*Supplied records*:
= = = = = = =
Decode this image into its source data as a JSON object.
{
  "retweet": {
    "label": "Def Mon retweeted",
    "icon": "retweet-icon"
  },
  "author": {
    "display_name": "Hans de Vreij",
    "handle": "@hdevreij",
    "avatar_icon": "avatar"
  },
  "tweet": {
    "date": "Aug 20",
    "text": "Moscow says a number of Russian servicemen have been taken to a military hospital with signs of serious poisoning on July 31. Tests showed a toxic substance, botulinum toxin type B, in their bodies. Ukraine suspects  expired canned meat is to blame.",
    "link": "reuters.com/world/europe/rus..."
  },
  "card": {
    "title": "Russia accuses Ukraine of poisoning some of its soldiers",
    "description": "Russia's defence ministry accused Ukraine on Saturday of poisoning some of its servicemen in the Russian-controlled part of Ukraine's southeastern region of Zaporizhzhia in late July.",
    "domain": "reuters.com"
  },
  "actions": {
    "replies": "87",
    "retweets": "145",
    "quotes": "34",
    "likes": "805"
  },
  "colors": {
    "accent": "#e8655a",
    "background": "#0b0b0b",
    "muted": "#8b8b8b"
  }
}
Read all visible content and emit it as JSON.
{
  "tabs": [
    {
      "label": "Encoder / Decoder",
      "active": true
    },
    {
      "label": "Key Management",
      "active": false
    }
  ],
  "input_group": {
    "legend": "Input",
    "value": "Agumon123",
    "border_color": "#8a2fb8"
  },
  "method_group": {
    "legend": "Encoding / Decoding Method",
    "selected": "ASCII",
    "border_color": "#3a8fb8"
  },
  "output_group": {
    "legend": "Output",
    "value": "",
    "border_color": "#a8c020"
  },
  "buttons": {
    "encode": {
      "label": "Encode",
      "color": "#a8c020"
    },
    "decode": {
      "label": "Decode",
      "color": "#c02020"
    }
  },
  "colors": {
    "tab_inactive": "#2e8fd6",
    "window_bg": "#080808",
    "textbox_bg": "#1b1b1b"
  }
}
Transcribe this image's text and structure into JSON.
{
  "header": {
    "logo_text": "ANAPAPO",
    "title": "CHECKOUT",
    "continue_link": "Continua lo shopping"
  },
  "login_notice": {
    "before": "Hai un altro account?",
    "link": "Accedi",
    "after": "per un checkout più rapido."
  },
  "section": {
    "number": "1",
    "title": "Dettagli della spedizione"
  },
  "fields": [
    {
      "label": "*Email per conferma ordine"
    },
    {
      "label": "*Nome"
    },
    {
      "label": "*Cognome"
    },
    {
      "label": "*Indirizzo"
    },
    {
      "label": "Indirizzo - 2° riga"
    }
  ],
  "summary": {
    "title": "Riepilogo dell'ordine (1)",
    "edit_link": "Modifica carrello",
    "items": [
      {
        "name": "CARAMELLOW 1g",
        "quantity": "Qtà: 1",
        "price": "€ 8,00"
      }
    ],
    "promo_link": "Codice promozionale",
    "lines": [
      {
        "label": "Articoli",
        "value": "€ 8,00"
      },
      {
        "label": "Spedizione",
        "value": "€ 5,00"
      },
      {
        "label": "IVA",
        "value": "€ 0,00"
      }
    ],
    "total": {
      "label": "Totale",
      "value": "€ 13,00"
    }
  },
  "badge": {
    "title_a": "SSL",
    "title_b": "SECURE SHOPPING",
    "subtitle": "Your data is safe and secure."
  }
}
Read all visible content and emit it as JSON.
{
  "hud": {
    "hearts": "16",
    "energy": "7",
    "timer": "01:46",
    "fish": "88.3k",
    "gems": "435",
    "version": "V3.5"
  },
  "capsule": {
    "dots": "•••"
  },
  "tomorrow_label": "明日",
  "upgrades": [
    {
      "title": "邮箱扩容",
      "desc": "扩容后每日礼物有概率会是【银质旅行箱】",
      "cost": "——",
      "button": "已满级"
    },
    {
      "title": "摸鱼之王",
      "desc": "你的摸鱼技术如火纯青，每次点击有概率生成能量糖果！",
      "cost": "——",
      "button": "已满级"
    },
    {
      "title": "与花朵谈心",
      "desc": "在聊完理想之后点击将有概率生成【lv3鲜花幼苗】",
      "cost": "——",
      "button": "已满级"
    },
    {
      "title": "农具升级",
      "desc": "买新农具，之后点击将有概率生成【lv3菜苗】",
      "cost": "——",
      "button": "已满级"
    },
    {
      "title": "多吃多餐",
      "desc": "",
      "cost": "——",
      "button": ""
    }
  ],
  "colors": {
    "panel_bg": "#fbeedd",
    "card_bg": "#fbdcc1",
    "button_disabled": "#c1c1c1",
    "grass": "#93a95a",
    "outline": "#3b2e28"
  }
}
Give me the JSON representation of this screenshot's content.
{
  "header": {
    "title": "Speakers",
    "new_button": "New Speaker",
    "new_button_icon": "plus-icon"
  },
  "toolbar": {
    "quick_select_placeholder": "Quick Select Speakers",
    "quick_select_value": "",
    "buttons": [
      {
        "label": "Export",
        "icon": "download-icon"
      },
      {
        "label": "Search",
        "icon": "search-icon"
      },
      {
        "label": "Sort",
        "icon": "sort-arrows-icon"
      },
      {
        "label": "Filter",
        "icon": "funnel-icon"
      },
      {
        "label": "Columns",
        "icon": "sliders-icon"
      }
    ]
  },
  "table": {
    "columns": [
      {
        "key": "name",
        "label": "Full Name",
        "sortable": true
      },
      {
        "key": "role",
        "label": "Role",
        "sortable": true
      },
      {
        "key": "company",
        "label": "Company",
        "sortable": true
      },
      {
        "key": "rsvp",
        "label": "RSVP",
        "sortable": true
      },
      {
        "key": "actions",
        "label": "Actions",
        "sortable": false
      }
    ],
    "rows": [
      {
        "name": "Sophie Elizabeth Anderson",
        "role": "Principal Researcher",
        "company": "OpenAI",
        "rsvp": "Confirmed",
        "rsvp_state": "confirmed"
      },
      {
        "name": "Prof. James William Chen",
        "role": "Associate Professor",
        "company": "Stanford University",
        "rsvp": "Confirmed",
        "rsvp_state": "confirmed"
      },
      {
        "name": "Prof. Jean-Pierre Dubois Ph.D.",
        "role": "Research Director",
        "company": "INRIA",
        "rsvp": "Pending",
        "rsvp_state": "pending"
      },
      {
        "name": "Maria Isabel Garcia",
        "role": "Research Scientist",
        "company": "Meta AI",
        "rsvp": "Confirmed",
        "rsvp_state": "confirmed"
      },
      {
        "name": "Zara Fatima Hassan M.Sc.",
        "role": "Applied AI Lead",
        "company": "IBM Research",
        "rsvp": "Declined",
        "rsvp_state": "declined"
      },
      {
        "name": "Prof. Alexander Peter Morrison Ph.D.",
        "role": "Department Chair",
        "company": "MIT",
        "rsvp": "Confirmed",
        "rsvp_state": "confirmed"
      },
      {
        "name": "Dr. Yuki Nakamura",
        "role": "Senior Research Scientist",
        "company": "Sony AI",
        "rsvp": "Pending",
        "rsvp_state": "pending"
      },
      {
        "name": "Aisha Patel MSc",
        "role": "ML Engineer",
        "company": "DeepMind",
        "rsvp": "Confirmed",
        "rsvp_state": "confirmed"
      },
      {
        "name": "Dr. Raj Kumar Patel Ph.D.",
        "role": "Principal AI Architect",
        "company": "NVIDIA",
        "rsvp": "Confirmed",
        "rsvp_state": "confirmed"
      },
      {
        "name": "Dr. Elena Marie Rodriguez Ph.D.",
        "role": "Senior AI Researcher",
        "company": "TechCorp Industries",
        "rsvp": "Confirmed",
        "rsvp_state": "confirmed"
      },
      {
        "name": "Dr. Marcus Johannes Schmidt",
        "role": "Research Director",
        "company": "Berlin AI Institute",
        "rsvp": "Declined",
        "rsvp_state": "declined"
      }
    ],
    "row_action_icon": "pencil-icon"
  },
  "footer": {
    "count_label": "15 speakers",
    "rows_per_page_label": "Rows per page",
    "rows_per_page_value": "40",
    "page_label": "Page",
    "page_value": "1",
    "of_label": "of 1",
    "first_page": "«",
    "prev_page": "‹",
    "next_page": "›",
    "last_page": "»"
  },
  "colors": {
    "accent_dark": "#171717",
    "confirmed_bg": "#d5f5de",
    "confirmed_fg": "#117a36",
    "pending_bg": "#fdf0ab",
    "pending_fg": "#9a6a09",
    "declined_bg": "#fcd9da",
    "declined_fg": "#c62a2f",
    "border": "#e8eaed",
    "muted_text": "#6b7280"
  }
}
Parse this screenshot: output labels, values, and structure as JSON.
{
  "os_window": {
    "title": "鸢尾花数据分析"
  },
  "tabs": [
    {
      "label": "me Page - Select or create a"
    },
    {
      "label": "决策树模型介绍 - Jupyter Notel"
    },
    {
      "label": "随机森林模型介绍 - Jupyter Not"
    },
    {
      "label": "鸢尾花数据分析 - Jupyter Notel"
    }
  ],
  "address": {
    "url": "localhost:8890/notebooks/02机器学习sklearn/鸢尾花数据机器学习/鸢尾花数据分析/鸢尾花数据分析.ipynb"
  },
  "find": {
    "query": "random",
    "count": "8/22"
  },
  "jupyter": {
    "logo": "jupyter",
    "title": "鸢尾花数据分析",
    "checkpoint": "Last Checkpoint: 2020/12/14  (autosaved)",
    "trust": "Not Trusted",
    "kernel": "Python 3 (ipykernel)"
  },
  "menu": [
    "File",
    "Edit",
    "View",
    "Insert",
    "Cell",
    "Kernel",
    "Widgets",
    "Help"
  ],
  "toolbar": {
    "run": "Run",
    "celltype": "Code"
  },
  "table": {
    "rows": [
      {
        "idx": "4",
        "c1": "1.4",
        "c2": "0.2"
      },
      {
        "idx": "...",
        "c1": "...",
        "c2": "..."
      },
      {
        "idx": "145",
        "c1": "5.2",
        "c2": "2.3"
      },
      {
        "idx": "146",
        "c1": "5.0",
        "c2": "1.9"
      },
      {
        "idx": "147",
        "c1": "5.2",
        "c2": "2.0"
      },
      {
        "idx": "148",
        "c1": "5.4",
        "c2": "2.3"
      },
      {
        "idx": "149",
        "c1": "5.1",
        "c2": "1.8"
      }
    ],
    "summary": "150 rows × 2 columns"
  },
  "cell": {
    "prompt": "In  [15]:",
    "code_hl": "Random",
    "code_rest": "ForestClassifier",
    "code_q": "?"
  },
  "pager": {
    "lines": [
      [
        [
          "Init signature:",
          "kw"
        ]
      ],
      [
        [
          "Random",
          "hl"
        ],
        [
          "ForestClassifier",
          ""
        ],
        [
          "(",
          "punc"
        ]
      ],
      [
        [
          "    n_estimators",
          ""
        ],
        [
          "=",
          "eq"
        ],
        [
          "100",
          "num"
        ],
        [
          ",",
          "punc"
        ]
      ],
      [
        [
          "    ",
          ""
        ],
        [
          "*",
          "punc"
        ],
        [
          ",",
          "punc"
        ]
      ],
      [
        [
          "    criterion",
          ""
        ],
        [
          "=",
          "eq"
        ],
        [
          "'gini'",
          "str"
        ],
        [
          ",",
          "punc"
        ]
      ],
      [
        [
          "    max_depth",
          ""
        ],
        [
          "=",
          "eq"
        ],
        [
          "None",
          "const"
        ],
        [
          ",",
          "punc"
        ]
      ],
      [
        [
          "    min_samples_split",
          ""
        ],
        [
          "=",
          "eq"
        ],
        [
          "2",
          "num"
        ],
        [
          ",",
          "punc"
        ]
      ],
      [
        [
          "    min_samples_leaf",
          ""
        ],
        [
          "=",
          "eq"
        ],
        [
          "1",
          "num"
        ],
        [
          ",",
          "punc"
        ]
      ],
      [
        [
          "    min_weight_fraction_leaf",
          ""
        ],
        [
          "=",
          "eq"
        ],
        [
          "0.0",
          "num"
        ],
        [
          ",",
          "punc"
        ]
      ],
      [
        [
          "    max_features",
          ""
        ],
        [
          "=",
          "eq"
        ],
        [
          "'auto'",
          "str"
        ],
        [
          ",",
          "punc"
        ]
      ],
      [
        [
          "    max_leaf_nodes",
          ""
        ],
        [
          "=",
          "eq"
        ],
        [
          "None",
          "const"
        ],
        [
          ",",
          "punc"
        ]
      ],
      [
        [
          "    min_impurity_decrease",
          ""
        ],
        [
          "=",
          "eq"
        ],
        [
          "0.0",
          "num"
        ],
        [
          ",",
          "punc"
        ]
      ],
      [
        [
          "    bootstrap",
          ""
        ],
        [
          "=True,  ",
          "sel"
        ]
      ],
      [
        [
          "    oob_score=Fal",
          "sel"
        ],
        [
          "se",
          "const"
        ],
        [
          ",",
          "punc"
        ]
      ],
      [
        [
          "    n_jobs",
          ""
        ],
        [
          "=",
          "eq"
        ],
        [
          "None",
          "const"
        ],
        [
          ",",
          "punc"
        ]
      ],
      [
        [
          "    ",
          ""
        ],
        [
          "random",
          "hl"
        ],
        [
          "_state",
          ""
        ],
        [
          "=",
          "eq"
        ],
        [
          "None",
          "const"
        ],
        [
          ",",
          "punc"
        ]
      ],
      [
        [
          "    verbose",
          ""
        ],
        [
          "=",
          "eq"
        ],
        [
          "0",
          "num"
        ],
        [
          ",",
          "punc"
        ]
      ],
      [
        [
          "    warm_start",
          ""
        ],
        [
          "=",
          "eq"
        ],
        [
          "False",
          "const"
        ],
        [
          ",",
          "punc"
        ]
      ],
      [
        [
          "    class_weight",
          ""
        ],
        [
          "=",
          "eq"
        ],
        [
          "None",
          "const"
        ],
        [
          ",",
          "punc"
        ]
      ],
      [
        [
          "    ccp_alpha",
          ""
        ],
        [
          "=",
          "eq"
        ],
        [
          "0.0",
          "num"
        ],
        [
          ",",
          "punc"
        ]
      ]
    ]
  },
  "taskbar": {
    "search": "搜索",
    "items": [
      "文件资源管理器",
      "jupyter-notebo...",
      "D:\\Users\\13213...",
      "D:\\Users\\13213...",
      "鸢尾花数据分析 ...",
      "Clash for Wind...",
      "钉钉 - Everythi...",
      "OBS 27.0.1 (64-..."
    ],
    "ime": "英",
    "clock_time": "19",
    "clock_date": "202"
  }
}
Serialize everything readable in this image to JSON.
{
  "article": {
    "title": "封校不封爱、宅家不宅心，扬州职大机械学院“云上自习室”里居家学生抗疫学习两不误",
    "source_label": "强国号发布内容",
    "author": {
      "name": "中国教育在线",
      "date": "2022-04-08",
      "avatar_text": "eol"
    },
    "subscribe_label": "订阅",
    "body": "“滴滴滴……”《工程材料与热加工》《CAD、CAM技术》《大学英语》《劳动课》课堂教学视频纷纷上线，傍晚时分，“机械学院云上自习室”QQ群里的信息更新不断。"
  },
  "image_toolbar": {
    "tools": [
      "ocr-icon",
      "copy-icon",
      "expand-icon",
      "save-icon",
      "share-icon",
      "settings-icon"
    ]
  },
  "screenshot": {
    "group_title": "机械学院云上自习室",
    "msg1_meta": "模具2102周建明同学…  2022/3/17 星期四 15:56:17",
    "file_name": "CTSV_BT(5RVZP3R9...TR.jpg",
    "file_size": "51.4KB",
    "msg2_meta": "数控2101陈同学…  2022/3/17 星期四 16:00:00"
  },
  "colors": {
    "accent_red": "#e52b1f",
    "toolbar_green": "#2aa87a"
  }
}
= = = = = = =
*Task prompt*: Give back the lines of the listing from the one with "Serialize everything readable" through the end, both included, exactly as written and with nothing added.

*Solution*:
Serialize everything readable in this image to JSON.
{
  "article": {
    "title": "封校不封爱、宅家不宅心，扬州职大机械学院“云上自习室”里居家学生抗疫学习两不误",
    "source_label": "强国号发布内容",
    "author": {
      "name": "中国教育在线",
      "date": "2022-04-08",
      "avatar_text": "eol"
    },
    "subscribe_label": "订阅",
    "body": "“滴滴滴……”《工程材料与热加工》《CAD、CAM技术》《大学英语》《劳动课》课堂教学视频纷纷上线，傍晚时分，“机械学院云上自习室”QQ群里的信息更新不断。"
  },
  "image_toolbar": {
    "tools": [
      "ocr-icon",
      "copy-icon",
      "expand-icon",
      "save-icon",
      "share-icon",
      "settings-icon"
    ]
  },
  "screenshot": {
    "group_title": "机械学院云上自习室",
    "msg1_meta": "模具2102周建明同学…  2022/3/17 星期四 15:56:17",
    "file_name": "CTSV_BT(5RVZP3R9...TR.jpg",
    "file_size": "51.4KB",
    "msg2_meta": "数控2101陈同学…  2022/3/17 星期四 16:00:00"
  },
  "colors": {
    "accent_red": "#e52b1f",
    "toolbar_green": "#2aa87a"
  }
}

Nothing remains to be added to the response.